On a personal note, some of my first gaming experiences were on an Apple IIe. Even this Nokia-toting Windows purist may have shed a little tear at this news ;(
Inspired by a Masher discussion this week on the forums I thought I’d take a crack at short-burst mobile games and Australian developer Halfbrick. From Fruit Ninja to Jetpack Joyride Halfbrick’s games ooze with slick and polish, and have found quite the audience. But with rounds that last an average of a minute*, and one button controls, are these games treating us like idiots with short attention spans?
Bad things are going down in the Australasian games industry. Overworked and underpaid appears to be the ongoing pattern. Not only have we had ex-employees come forward from Team Bondi in Sydney, but now other developers have come out of the woodwork. One such disgruntled employee comes from a relatively new Gameloft studio, based in our very own city of Auckland. Some weeks ex-employee Glenn Watson would be working 100-120 hours in a never-ending crunch mode. He even cites an instance where a junior programmer worked for 24-hours straight.
Read the Games On Net article where former Head Studio Programmer, Glenn Watson describes his harrowing experience working for Gameloft Auckland, and why he decided to leave. It’s a sad state of affairs for the games industry that’s for sure. Let’s hope that by informing the public and bringing these issues to light, game producers will finally begin to clean up their acts.
— That’s right. You aren’t exactly the easiest person to deal with.
Oh, you’re still here. I think you’ll find it’s the other way around mister. Anyhow, just before we get started —
— Here we go again.
Hey, now this won’t take long. Something I recently learned when it comes to games is that you can’t really stop midway through. I have on occasion continued a long dormant save file, and my play-through of Mass Effect is the perfect example, but it is far from the norm. The best solution to half-finished games is to finish them to begin with!
When developers Mobile1Up ported Lemmings to the iPhone last year, the project was short-lived. As reported by Touch Arcade, The Lemmings IP is currently owned by Sony, and they didn’t like the idea of an unofficial port — not one bit.
Mobile1Up were not deterred. Earlier this month they released a recreation of the original Lemmings, level for level, using their own graphics, sound effects, and music. The adorable green-haired Lemmings are replaced with cavemen in the aptly named app, Caveman, available on iOS devices, including iPad. Supposedly it doesn’t infringe on copyrights, but if you’ve been wanting that Lemmings experience on your Apple device, you might want to go pick it up sooner rather than later – you know, just in case.

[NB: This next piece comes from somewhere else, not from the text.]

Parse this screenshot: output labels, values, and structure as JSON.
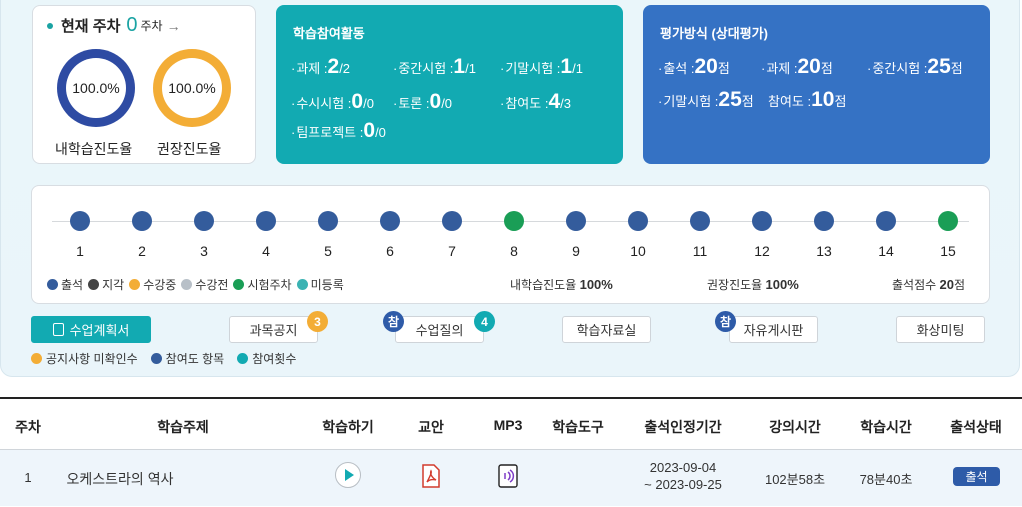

The humble Commodore Amiga and the Bitmap Brothers – if ever there was a match made in heaven this was it, a development team with it’s own very particular style and the ability to milk limited hardware for every ounce of ability.
The combination delivered some of the most enduring games and franchises of that particular generation and some personal favourites of mine, which as noted in a recent post are reportedly on their way back to me via the iOS store.
Speedball 2 Evolution is the first step.
In what should come as a surprise to no one, a recent report by Flurry shows the increasing market share of both Google’s Android OS and Apple’s iOS in both the overall and portable gaming market in the United States.
Overall, there was no massive jump: iOS and Android comprised 5% of all gaming revenue in 2009, which jumped to 8% in 2010. However, it’s worth nothing that this growth came solely at the expense of portable gaming (the Nintendo DS and PSP, in particular), as console revenue share actually increased during this timeframe. So, to get a better idea of the effect of Android and iOS, Flurry also took a more detailed look at portable gaming in general.